The geysers of Enceladus come from reserves of salt water. These flows of water are formed by salt-rich particles of ice. On the surface of Enceladus, Frost and small moon of Saturn, generated high column of water vapor and ice particles, similar to geysers, which come from reserves of salt water into the satellite, according to a study published this week in the journal Nature. After the discovery of these suppliers, the scientists raised the question of if the water emerges from deposits of liquid under the surface, or if it comes from the breakdown of ice. Data obtained by the Cassini probe, which collects information about the satellite of Saturn since 2005, have allowed to determine that Enceladus water flows are composed, more than 99%, salt-rich particles of ice.
Frank Postberg, scientist of the University of Heidelberg, and his group of researchers have deduced from these analyses that practically all of the matter expelled by the geysers of Enceladus comes from reserves of saltwater with a large evaporation surface. To broaden your perception, visit Jo Natauri. Peculiarities of the southern area of Enceladus has drawn attention of scientists for years. It is a geologically active area, where four large linear fissures of 130 kilometers long by two wide that constantly emerge jets of ice particles and water vapor at elevated temperatures because of the internal heat of the satellite are concentrated.
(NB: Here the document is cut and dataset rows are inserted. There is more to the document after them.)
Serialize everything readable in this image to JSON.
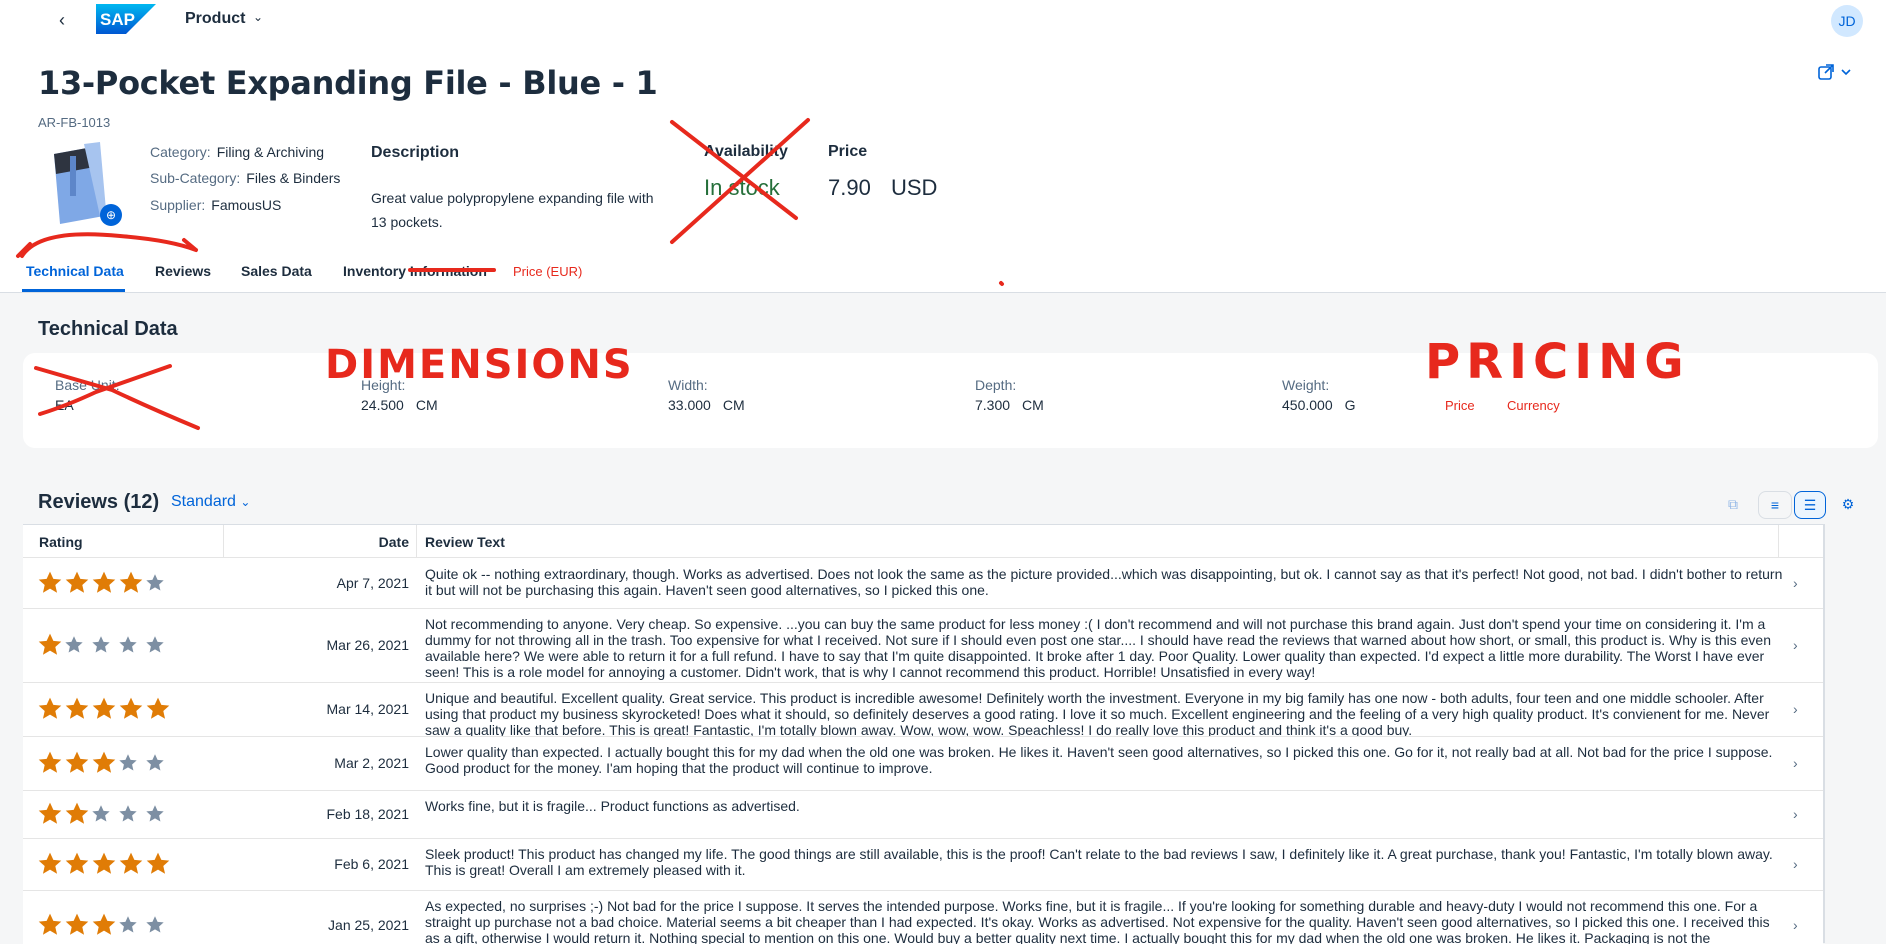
{
  "shell": {
    "app_title": "Product",
    "avatar_initials": "JD"
  },
  "header": {
    "title": "13-Pocket Expanding File - Blue - 1",
    "product_id": "AR-FB-1013",
    "category_label": "Category:",
    "category_value": "Filing & Archiving",
    "subcategory_label": "Sub-Category:",
    "subcategory_value": "Files & Binders",
    "supplier_label": "Supplier:",
    "supplier_value": "FamousUS",
    "description_title": "Description",
    "description_text": "Great value polypropylene expanding file with 13 pockets.",
    "availability_title": "Availability",
    "availability_value": "In stock",
    "price_title": "Price",
    "price_value": "7.90",
    "price_currency": "USD"
  },
  "tabs": [
    {
      "label": "Technical Data",
      "active": true
    },
    {
      "label": "Reviews"
    },
    {
      "label": "Sales Data"
    },
    {
      "label": "Inventory Information"
    },
    {
      "label": "Price (EUR)"
    }
  ],
  "technical": {
    "title": "Technical Data",
    "base_unit_label": "Base Unit:",
    "base_unit_value": "EA",
    "height_label": "Height:",
    "height_value": "24.500",
    "height_unit": "CM",
    "width_label": "Width:",
    "width_value": "33.000",
    "width_unit": "CM",
    "depth_label": "Depth:",
    "depth_value": "7.300",
    "depth_unit": "CM",
    "weight_label": "Weight:",
    "weight_value": "450.000",
    "weight_unit": "G",
    "price_label": "Price",
    "currency_label": "Currency"
  },
  "annotations": {
    "dimensions": "DIMENSIONS",
    "pricing": "PRICING",
    "color": "#e7291d"
  },
  "reviews": {
    "title": "Reviews (12)",
    "variant": "Standard",
    "col_rating": "Rating",
    "col_date": "Date",
    "col_text": "Review Text",
    "rows": [
      {
        "rating": 4,
        "date": "Apr 7, 2021",
        "text": "Quite ok -- nothing extraordinary, though.  Works as advertised.  Does not look the same as the picture provided...which was disappointing, but ok.  I cannot say as that it's perfect!  Not good, not bad.  I didn't bother to return it but will not be purchasing this again.  Haven't seen good alternatives, so I picked this one."
      },
      {
        "rating": 1,
        "date": "Mar 26, 2021",
        "text": "Not recommending to anyone. Very cheap.  So expensive.  ...you can buy the same product for less money :(  I don't recommend and will not purchase this brand again.  Just don't spend your time on considering it.  I'm a dummy for not throwing all in the trash.  Too expensive for what I received.  Not sure if I should even post one star....  I should have read the reviews that warned about how short, or small, this product is.  Why is this even available here?  We were able to return it for a full refund.  I have to say that I'm quite disappointed.  It broke after 1 day. Poor Quality.  Lower quality than expected.  I'd expect a little more durability.  The Worst I have ever seen!  This is a role model for annoying a customer.  Didn't work, that is why I cannot recommend this product.  Horrible! Unsatisfied in every way!"
      },
      {
        "rating": 5,
        "date": "Mar 14, 2021",
        "text": "Unique and beautiful. Excellent quality. Great service.  This product is incredible awesome!  Definitely worth the investment.  Everyone in my big family has one now - both adults, four teen and one middle schooler.  After using that product my business skyrocketed!  Does what it should, so definitely deserves a good rating.  I love it so much.  Excellent engineering and the feeling of a very high quality product.  It's convienent for me.  Never saw a quality like that before.  This is great!  Fantastic, I'm totally blown away.  Wow, wow, wow. Speachless!  I do really love this product and think it's a good buy."
      },
      {
        "rating": 3,
        "date": "Mar 2, 2021",
        "text": "Lower quality than expected.  I actually bought this for my dad when the old one was broken. He likes it.  Haven't seen good alternatives, so I picked this one.  Go for it, not really bad at all.  Not bad for the price I suppose.  Good product for the money.  I'am hoping that the product will continue to improve."
      },
      {
        "rating": 2,
        "date": "Feb 18, 2021",
        "text": "Works fine, but it is fragile...  Product functions as advertised."
      },
      {
        "rating": 5,
        "date": "Feb 6, 2021",
        "text": "Sleek product!  This product has changed my life.  The good things are still available, this is the proof!  Can't relate to the bad reviews I saw, I definitely like it.  A great purchase, thank you!  Fantastic, I'm totally blown away.  This is great!  Overall I am extremely pleased with it."
      },
      {
        "rating": 3,
        "date": "Jan 25, 2021",
        "text": "As expected, no surprises ;-)  Not bad for the price I suppose.  It serves the intended purpose.  Works fine, but it is fragile...  If you're looking for something durable and heavy-duty I would not recommend this one.  For a straight up purchase not a bad choice.  Material seems a bit cheaper than I had expected. It's okay.  Works as advertised.  Not expensive for the quality.  Haven't seen good alternatives, so I picked this one.  I received this as a gift, otherwise I would return it.  Nothing special to mention on this one.  Would buy a better quality next time.  I actually bought this for my dad when the old one was broken. He likes it.  Packaging is not the"
      }
    ]
  }
}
Source of the news: the large reserves of saltwater on Enceladus, the icy Moon of Saturn